- Rider(s):Four sons of Aymon
The Four Sons of Aymon (French: [Les] Quatre fils Aymon, Dutch: De Vier Heemskinderen, German: Die Vier Haimonskinder), sometimes also referred to as Renaud de Montauban (after its main character) is a medieval tale spun around the four sons of Duke Aymon: the knight Renaud de Montauban, his brothers Guichard, Allard and Richardet, their magical horse Bayard , their adventures and revolt against the emperor Charlemagne. The story had a European success and echoes of the story are still found today in certain folklore traditions.

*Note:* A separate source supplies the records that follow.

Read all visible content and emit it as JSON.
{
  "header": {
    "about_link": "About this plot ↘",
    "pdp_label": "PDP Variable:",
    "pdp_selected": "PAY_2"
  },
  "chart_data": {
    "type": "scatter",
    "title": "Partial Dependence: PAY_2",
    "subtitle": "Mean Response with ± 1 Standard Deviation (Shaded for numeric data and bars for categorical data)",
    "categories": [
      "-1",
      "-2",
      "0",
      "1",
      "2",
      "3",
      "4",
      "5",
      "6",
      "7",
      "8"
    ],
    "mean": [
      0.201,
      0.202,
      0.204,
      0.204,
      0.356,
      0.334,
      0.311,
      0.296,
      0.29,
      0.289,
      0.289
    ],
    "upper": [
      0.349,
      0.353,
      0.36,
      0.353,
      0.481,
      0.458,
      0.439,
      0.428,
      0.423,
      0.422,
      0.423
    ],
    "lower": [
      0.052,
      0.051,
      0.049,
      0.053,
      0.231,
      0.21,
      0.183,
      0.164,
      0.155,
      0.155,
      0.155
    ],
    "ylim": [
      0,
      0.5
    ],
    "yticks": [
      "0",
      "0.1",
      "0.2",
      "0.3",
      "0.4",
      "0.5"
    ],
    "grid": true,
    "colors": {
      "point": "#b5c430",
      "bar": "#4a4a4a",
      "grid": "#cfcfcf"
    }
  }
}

Dutch version Historie van den Vier Heemskinderen, the Dutch translation, dated 1508 and held at the University of Munich gives the following version: Duke Aymon, King of Pierlepont, thinks that Charles, his liege Lord, has not shown him gratitude enough when he gets only Dordogne (Dordoen) with the capital of Albi for his help in many of Charles’ wars. He is even angrier about the fact that his warrior-friend Hugh (Huon) de Narbonne gets nothing at all and decides to become renegade until Charlemagne gives him a suitable reward. In the end Charles adds: Aymons weight in gold and his sister Aye. Aymon is not truly satisfied and swears that he will kill any child born out of his union with the king’s sister. Aye rears her four sons (Richard, Writsaert, Adelhaert and Renout in this version) in secret at Pierlepont until the day that Aymon tells her how he regrets the fact that they have no offspring. She shows him his sons and Aymon is very impressed with Renaud who is of great height, feisty and strong. He gives Renaud the horse Bayard. The horse is so big that it can carry the four brothers on its back. When the four brothers are presented at Charles’ court in Paris Renaud kills Charles’ son Louis. They flee to the court of King Loup de Gascogne who betrays them to Charles. They escape their pursuers with the help of King Son of Aquitaine, who gives his daughter Claire or Clarisse to Renaud to wife and the castle of Montauban. Charles attacks the castle and after months of siege Renaud has to surrender. The cost of their survival is the drowning of his horse Bayard. Charles urges Renaud to go on a pilgrimage to the Holy Land, especially Jerusalem. When Renaud comes back he helps to build the shrine of St.Peter in Cologne. Envious men kill him and throw his body in the River Rhine.
- Sculptor(s):Ingels, Damien and Beule, Aloïs de
Home | Four sons of Aymon